Can I split patent ownership with my cofounder in the following cases:

  1. A patent owned by me
  2. A new patent to be applied

2 Answers 2



35 USC § 261 provides:

... patents shall have the attributes of personal property. ... Applications for patent, patents, or any interest therein, shall be assignable in law by an instrument in writing.

Thus patents and patent applications can be owned, bought and sold essentially like any other kind of personal property, and so ownership can be split any way you want. The only real catch is that ownership should be recorded at the USPTO (which isn't necessary for other kinds of personal property).

  • Actually making sure the ownership is recorded correctly is a mayor catch as a patent infringement lawsuit might be rejected if there was a mistake in the recordings and the person suing is not officially and correctly entitled to the rights. That can be corrected afterwards, but this scenario costs a lot of money.
    – DonQuiKong
    Dec 21, 2016 at 7:07

Yes it's done all the time. E.g., Fred W. McLafferty, and Michael A. Baldwin, Us Patent #3997298, "Liquid chromatography-mass spectrometry system and method" Assigned to (Cornell Research Foundation, Inc., USA). 1976

Fred W. McLafferty, Robert H. Hertel, and Robert D. Villwock, De Patent #2521344, "Mass spectrometer system for rapid, automatic, specific identification and quantitative determination of compounds" Assigned to (Universal Monitor Corp., USA). 1976
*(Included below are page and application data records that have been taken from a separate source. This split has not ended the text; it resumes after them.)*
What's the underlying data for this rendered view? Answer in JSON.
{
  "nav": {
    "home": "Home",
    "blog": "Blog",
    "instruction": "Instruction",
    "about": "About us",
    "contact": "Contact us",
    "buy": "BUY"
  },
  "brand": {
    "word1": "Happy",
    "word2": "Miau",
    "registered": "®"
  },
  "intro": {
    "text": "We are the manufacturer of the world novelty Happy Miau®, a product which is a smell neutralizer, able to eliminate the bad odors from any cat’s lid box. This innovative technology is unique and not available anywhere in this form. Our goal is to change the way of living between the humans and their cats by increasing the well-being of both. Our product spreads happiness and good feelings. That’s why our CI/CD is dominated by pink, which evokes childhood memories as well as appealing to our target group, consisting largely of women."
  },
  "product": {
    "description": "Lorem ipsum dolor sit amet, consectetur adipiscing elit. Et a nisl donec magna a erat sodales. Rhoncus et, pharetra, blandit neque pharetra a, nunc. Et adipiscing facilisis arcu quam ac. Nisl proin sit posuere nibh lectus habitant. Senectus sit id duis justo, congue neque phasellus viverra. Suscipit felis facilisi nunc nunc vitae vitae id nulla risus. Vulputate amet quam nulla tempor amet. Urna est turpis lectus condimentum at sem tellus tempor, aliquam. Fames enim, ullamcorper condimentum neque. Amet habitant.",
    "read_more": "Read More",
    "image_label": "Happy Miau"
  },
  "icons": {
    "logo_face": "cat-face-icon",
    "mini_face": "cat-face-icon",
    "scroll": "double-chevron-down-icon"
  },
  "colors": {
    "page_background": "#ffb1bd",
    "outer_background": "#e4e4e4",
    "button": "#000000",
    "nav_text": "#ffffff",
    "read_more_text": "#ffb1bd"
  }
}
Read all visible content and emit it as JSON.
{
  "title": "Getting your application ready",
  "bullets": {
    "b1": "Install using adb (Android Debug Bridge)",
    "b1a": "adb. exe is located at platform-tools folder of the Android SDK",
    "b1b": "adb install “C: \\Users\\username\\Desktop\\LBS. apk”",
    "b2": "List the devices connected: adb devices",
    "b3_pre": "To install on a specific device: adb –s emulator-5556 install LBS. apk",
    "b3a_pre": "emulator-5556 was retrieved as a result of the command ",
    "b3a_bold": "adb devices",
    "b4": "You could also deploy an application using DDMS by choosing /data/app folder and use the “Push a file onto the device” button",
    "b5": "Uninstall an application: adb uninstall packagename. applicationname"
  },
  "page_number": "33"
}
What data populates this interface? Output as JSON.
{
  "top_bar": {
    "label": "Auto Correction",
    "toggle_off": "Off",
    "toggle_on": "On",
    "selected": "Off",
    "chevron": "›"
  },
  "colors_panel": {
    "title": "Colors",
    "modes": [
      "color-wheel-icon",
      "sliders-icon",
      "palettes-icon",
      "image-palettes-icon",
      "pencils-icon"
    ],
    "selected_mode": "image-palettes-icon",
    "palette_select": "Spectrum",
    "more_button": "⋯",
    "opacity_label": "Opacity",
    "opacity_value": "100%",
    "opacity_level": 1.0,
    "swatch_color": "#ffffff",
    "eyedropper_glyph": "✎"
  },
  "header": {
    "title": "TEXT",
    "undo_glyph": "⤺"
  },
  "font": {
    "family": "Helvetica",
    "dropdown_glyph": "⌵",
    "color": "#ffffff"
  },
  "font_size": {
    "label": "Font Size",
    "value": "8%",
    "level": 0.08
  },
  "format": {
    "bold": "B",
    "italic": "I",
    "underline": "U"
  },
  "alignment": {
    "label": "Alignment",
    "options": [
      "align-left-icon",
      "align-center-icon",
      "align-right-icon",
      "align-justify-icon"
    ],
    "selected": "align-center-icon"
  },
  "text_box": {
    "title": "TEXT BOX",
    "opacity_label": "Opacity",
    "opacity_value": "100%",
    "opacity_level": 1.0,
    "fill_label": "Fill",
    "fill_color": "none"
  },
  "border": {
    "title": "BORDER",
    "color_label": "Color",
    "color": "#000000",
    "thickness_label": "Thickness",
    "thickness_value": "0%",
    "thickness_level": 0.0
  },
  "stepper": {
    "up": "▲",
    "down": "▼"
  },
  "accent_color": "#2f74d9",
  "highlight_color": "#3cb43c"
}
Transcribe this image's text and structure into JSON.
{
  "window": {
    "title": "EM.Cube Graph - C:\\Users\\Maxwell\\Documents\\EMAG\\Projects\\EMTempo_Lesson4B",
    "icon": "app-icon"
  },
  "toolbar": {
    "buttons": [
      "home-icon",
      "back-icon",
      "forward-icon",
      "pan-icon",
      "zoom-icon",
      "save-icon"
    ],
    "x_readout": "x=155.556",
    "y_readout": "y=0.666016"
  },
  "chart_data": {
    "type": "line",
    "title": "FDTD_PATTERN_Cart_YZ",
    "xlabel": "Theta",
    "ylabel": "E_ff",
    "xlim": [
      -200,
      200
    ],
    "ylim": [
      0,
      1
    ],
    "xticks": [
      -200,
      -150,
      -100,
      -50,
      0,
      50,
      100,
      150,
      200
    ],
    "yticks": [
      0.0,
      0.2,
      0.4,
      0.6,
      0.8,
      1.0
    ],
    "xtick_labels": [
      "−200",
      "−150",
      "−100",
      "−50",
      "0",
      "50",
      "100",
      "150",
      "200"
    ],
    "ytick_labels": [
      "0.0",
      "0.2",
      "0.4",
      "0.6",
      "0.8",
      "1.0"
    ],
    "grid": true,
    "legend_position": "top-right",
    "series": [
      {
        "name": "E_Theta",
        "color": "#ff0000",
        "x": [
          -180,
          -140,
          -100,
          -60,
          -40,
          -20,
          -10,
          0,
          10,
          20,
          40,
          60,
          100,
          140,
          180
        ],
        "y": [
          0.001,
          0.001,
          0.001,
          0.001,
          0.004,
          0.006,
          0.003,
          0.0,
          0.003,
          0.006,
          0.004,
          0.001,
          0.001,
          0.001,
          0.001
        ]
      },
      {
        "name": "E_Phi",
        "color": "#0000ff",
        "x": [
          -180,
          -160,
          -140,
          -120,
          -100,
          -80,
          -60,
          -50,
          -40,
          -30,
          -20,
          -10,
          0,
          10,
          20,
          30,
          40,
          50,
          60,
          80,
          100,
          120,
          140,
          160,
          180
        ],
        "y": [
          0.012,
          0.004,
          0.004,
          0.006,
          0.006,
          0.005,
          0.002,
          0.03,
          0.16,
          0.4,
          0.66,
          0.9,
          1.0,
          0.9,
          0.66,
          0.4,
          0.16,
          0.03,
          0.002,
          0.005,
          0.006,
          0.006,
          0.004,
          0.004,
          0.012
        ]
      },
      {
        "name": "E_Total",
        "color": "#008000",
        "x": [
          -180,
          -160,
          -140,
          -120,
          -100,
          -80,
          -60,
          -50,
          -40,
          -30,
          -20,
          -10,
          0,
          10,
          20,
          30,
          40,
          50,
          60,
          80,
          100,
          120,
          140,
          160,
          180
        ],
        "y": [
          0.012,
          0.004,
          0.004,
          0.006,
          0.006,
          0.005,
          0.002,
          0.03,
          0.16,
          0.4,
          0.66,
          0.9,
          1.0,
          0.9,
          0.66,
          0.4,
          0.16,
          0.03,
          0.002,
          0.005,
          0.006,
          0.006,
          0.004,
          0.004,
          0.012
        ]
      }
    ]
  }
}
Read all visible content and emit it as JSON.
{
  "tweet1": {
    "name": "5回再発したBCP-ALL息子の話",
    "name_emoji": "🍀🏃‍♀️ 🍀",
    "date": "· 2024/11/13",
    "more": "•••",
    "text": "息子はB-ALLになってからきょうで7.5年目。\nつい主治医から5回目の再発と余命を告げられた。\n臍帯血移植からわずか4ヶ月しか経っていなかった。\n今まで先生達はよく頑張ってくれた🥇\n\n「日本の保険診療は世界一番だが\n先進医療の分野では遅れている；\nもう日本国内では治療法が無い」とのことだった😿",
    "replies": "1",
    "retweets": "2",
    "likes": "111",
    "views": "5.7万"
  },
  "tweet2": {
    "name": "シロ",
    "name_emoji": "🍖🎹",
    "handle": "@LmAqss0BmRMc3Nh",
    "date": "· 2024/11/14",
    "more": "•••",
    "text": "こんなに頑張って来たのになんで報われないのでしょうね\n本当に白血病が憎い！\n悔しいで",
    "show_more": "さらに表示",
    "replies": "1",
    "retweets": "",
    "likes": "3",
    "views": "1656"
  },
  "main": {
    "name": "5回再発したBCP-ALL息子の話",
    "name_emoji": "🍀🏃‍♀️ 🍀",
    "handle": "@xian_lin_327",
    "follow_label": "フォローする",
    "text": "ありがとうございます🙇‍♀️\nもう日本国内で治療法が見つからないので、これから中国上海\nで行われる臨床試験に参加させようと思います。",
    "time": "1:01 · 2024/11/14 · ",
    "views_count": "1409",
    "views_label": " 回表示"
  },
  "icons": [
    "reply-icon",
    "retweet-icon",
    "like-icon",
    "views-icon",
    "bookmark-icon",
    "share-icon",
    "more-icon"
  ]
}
  • Ownership and inventorship are not necessarily the same. Ownership can be split on existing patents, but accrediting the cofounder with inventorship on an existing patent he didn't hep with would afaik not be possible.
    – DonQuiKong
    Dec 20, 2016 at 17:12
  • I think the answer "yes" is correct, but I don't see how the two cited patents are clarifying. I'm not sure this partial answer is confusing inventorship and ownership as DonQuiKong is suggesting, but it isn't clarifying it either.
    – Eric S
    Feb 8, 2017 at 19:23

You must log in to answer this question.

Not the answer you're looking for? Browse other questions tagged .